Chang Yu Wang

Chang Yu Wang

Chang Yu Wang

  • Student type: Domestic
  • Degree type: Double Degree
  • Year commenced: 2017
  • Degree(s): Bachelor of Science and Bachelor of Computer Science
  • Major(s): Mathematics

Why did you decide to study science?
I have always been fascinated with the sciences, ever since I was little. I distinctly remember having an astronomy phase in primary school, reading every book I could find at the local library. As I grew up, the fascination waxed and waned but never faded away, from physics to chemistry to computer science. This caused me to choose two sciences and two maths in VCE and, having enjoyed those subjects, studying science at university was a no brainer.

What made you choose Monash Uni in particular?
The main consideration was how close it was to my house. A 15-minute journey each way to Monash compared to over an hour into the city made a big difference. My high school was in the city, and I had gotten tired of waking up early and travelling for 10 hours a week. Another factor was the double degrees – one extra year for another degree is a great deal, after all! And finally, most of my friend group had also decided on Monash. This turned out to be a very important factor, as I would not be where I am now without them.

What is your favourite aspect of studying science?
I’d have to say the flexibility in unit choice and collaborative atmosphere. Being a generalist degree, I had free reign to study whatever I wanted within the faculty, from computer science to mathematics to psychology to earth, atmosphere and environments. I could spend hours pouring over all the subject choices and pathways. I decided on maths in the end, and the school of mathematics have been nothing but helpful: offering course and life advice, and always being an email away.

What do you plan to do when you graduate?
This is a tough question! Eventually, I’d like to have been in some sort of research role, as well as be a school teacher. Until then, I plan to work in the data science or mathematical modelling space, or perhaps as a software developer. I’d also like to come back for postgraduate education, somewhere down the line.

What has been the highlight of your science degree so far?
100% my semester abroad! I spent 5 months at KTH University in Stockholm, Sweden at the end of 2019 as a part of my studies. It was an absolute blast, living in a new city, making friends from all over the world, and travelling Europe! I learnt a lot about myself living alone, as well as on my travels. I visited 7 countries in total, skied up in the arctic circle, and even saw the northern lights! I would without a doubt recommend going abroad to everyone.

What’s the biggest misconception you had about studying science before you started your course? 
That studying Science makes you a scientist. There are actually so many pathways after science, and the majority of students don’t stay to become scientists in lab coats. Science teaches a way of thinking and analysing the world, and that can be applied to any field!

If you were to give some advice to someone who’s thinking about studying at Monash Science, what would you say?
I’d normally say go to university open days and get a feel for the vibe – how does it feel to walk around? Do you like the buildings and lecture halls? How are the places to eat and study on campus?

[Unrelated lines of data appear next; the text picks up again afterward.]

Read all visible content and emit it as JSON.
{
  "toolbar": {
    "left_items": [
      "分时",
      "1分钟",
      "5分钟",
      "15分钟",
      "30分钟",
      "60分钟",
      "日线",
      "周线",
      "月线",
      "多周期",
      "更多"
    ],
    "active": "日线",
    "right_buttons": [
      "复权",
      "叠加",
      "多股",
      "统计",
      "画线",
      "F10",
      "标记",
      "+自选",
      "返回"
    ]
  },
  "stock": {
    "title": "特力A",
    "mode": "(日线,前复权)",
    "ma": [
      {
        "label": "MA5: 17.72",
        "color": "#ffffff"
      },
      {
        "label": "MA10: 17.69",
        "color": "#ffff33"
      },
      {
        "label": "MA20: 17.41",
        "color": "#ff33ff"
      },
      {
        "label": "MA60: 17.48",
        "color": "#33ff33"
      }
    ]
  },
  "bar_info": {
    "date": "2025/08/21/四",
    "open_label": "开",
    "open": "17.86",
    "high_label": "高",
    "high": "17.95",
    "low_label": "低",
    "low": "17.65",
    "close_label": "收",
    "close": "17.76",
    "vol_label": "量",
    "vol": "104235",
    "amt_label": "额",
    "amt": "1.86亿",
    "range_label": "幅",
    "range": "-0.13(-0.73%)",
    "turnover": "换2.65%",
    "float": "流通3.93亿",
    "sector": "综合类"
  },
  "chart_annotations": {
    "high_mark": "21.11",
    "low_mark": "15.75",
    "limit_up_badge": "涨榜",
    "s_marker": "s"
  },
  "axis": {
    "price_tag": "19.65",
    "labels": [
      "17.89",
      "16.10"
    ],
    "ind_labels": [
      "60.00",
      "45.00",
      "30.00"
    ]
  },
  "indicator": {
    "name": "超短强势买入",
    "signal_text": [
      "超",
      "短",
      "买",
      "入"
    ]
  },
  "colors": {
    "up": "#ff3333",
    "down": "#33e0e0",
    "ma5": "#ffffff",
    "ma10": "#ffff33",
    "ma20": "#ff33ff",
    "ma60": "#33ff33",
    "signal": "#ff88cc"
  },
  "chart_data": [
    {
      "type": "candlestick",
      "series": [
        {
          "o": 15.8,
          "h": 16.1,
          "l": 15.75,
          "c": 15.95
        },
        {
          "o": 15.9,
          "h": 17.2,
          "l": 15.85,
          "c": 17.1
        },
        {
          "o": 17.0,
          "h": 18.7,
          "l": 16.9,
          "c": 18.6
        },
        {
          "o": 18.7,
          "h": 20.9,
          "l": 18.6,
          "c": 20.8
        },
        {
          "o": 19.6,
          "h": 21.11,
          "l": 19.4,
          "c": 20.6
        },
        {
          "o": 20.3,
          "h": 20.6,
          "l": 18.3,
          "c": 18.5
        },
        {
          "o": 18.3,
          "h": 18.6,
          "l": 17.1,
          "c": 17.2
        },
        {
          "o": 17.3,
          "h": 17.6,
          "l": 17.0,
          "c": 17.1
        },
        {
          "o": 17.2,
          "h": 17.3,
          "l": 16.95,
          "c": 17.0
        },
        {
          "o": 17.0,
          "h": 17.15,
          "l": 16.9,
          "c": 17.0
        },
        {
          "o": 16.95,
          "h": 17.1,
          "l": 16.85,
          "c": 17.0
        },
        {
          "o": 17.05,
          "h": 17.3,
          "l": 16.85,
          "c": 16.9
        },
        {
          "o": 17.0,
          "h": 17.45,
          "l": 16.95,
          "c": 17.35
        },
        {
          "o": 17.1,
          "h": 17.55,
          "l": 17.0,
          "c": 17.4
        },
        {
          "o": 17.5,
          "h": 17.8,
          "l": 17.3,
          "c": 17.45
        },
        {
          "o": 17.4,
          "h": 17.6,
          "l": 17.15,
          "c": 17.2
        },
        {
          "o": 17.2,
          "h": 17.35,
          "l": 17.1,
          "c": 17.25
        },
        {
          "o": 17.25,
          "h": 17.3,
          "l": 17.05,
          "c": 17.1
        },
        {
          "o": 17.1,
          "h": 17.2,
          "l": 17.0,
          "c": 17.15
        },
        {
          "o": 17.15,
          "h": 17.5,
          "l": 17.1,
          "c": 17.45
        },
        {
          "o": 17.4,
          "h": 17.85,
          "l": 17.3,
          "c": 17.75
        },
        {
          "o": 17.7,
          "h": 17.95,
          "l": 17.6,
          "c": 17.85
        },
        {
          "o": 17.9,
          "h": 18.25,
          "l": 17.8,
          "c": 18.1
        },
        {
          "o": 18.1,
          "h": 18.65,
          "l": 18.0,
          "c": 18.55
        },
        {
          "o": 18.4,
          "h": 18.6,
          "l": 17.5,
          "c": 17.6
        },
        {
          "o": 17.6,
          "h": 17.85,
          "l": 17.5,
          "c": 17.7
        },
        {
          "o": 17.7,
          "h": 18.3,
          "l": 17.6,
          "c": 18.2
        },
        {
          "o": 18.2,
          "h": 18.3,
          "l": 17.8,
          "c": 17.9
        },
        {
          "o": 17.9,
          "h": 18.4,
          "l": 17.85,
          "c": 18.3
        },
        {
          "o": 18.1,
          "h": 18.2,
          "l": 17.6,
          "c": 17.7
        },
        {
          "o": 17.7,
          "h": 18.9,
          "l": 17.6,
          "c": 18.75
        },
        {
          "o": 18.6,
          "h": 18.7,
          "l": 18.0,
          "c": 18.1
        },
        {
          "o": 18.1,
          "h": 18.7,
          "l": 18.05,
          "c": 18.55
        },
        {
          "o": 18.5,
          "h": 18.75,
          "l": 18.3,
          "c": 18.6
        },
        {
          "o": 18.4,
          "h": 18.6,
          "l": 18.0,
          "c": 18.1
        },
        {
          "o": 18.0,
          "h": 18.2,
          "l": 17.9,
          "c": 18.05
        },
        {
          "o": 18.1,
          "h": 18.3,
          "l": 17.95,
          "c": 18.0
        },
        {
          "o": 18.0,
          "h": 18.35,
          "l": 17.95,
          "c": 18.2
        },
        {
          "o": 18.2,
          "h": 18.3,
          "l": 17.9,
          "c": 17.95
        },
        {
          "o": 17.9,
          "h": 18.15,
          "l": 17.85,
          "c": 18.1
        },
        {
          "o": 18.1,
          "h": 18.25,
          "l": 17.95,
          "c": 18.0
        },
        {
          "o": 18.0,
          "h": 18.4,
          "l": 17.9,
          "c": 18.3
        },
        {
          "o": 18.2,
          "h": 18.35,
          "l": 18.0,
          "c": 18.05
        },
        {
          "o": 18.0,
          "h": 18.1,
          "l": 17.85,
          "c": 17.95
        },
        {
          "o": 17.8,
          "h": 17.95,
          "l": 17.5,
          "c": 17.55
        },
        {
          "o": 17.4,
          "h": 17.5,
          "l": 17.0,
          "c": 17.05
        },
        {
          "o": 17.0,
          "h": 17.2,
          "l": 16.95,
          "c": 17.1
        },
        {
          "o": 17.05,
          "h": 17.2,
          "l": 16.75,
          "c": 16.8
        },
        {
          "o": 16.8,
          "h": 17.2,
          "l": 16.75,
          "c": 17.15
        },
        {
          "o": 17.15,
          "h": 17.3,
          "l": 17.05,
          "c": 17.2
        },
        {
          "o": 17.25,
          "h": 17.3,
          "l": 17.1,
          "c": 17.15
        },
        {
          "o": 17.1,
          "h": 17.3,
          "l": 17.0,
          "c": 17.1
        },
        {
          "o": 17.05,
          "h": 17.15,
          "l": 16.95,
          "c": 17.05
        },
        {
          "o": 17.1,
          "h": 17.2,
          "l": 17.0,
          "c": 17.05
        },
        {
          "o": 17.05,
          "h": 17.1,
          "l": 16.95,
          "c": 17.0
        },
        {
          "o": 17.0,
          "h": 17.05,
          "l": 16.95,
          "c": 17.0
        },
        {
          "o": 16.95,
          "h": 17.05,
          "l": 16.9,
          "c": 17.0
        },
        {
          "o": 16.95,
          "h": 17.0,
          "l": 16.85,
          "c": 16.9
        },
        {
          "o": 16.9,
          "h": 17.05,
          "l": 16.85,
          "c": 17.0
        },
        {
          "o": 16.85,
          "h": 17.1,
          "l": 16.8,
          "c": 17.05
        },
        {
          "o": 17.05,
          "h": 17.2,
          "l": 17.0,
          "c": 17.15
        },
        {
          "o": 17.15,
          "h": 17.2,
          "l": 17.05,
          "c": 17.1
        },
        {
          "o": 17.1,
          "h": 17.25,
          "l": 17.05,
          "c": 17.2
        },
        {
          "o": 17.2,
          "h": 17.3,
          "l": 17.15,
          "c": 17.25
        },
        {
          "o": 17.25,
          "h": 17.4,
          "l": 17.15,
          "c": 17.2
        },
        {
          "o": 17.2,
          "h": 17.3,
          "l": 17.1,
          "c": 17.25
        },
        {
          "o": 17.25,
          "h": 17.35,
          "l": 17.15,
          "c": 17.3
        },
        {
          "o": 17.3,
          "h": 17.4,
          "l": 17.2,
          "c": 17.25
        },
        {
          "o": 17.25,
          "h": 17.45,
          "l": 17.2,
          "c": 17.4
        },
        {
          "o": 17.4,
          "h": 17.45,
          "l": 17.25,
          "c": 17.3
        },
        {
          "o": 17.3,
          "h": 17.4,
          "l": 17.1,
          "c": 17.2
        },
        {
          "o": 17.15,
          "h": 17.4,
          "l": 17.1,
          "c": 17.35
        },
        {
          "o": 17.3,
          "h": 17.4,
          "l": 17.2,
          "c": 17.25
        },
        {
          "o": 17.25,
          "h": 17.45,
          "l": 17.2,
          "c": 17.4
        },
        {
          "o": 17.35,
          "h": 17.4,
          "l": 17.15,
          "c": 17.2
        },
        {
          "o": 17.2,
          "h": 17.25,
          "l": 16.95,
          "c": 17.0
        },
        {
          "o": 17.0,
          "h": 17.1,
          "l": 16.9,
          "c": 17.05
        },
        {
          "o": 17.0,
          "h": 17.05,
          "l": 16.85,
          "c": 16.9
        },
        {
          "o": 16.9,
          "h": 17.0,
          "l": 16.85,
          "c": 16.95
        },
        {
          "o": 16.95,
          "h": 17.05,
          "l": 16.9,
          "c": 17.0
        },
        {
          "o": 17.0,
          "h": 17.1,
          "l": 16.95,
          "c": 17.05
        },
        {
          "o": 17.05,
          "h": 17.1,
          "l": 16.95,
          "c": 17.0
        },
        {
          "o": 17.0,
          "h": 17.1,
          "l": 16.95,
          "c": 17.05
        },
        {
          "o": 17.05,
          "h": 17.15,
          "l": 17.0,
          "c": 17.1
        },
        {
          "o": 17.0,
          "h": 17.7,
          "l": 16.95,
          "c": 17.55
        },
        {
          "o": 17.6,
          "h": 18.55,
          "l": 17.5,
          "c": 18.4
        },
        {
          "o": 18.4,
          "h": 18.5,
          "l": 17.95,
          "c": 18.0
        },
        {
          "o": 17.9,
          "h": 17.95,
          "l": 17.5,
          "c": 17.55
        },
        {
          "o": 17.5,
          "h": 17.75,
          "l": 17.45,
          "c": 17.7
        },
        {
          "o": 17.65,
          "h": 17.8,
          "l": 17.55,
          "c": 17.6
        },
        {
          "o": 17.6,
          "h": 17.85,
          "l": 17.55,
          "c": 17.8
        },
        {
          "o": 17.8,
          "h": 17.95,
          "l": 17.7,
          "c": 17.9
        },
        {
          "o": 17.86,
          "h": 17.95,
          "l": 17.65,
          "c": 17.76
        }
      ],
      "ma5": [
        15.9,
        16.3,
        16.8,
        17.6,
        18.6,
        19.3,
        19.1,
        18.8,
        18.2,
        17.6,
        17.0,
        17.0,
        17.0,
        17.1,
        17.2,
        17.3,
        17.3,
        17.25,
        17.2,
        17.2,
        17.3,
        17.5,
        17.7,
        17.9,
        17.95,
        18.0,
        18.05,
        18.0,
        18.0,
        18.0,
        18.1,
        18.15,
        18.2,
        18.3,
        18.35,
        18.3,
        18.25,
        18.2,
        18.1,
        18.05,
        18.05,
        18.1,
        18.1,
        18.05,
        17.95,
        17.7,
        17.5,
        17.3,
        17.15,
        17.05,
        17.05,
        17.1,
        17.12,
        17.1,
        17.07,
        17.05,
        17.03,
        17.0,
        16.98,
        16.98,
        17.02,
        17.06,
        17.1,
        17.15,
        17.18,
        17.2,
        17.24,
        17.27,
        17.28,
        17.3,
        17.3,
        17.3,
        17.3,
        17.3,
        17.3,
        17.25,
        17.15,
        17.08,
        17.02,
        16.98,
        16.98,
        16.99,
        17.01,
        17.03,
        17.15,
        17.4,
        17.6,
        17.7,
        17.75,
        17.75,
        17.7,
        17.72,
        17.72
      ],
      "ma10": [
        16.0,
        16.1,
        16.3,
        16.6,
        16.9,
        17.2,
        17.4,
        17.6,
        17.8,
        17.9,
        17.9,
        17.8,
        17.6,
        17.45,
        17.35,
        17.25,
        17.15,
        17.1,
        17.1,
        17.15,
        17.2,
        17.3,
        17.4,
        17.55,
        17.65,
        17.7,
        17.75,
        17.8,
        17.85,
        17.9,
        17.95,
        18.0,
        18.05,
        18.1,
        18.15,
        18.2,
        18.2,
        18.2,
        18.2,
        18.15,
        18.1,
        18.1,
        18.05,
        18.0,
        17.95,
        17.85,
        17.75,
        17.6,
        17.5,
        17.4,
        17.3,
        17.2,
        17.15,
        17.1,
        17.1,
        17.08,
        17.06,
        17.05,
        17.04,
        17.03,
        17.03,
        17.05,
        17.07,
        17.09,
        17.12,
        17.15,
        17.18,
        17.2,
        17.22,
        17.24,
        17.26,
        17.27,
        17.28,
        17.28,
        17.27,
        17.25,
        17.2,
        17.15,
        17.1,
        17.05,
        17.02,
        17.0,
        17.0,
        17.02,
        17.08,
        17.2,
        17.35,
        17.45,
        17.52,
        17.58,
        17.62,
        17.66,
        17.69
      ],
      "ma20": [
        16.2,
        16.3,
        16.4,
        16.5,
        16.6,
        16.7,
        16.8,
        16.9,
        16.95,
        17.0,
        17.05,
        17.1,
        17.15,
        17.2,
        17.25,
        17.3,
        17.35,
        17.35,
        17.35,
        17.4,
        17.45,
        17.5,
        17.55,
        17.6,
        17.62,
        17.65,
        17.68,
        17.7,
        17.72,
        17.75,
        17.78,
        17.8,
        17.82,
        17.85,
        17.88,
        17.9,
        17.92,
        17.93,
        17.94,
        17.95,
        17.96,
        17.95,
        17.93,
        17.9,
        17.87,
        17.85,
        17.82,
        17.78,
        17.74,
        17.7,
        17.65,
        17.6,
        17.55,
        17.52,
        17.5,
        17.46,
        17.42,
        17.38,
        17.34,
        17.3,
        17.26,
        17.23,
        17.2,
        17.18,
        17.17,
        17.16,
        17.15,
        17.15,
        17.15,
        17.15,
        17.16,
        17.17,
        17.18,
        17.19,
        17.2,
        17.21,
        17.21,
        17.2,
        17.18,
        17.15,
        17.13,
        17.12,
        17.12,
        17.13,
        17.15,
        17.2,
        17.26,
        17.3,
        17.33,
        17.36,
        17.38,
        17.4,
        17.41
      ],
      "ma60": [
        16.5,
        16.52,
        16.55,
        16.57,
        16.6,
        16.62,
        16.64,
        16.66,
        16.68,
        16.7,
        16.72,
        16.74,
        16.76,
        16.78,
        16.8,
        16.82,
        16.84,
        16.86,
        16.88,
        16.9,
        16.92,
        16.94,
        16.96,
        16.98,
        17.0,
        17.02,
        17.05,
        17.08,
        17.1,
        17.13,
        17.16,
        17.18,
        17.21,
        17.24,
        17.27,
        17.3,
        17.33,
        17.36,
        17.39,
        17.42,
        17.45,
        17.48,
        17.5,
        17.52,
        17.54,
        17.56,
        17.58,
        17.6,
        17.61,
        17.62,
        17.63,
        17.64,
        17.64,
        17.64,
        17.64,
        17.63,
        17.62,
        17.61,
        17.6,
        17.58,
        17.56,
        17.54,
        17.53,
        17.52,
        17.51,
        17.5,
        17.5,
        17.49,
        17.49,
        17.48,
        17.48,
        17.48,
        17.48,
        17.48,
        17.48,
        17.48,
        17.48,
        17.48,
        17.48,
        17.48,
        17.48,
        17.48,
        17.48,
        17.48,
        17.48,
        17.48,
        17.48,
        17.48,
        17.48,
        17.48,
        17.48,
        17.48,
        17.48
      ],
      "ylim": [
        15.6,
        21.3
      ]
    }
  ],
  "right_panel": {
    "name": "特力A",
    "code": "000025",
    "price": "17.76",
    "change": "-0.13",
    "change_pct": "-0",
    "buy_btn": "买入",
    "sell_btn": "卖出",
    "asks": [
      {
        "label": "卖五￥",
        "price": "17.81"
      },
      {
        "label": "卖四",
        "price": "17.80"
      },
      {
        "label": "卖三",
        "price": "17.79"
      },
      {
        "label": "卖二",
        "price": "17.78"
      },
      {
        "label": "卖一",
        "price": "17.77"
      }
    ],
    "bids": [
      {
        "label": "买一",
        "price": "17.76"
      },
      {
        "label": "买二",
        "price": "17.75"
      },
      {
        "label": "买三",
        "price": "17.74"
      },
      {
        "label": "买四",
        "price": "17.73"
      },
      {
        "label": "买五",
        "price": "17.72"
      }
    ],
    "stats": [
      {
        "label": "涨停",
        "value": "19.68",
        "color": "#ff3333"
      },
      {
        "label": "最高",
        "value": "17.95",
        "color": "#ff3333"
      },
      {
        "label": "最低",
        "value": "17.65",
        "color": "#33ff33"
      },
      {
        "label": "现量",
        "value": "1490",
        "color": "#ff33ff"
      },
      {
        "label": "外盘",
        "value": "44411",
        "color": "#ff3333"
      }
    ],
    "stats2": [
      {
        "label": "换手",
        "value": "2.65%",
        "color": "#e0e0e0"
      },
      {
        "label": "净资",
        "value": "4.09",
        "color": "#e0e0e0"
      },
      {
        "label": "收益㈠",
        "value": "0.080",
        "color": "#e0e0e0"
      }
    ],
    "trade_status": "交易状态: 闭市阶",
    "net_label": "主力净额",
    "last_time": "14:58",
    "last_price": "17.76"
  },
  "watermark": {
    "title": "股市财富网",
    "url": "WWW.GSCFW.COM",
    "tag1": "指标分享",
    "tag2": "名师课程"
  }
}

However, given current circumstances, all I can say is keep an eye out for information. There’ll be opportunities where you can talk to students and/or professors, and you should make the most of those when they are run! It can be hard to figure out questions to ask so here are some top tips if you get stuck!

  • What are some of your favourite subjects you’ve studied? What did you like about those?
  • Whats the difference between [two similar degrees]? Such as BSci(major in Computational Science) vs Computer science or BPsych vs BSci (major in psych).
  • I’m studying X, Y, Z at VCE, and enjoy A, B, C about them. What is something similar / pathway I could look into?

These are a great way to get a feel for the course and major, and the lecturers are more than happy to talk about their courses and area of interest! You could even ask them broad questions – Could you tell me little about your field of study?

Give us a life hack or piece of advice you live by
Just say yes! Many of life’s opportunities present themselves when you least expect it. Many of my leadership experiences at uni, including being Science Student Ambassador this year can be traced back to responding to an email calling for volunteers in mid-2018! The amount of times I’ve enjoyed myself doing something that I agreed to do far outweigh the times I’ve regretted it. And even if its not great, my motto is “Good time or Good story” – at least it’ll be fun to complain about! Seriously, just saying yes and doing something you normally wouldn’t is probably one of the best ways to have fun and improve yourself.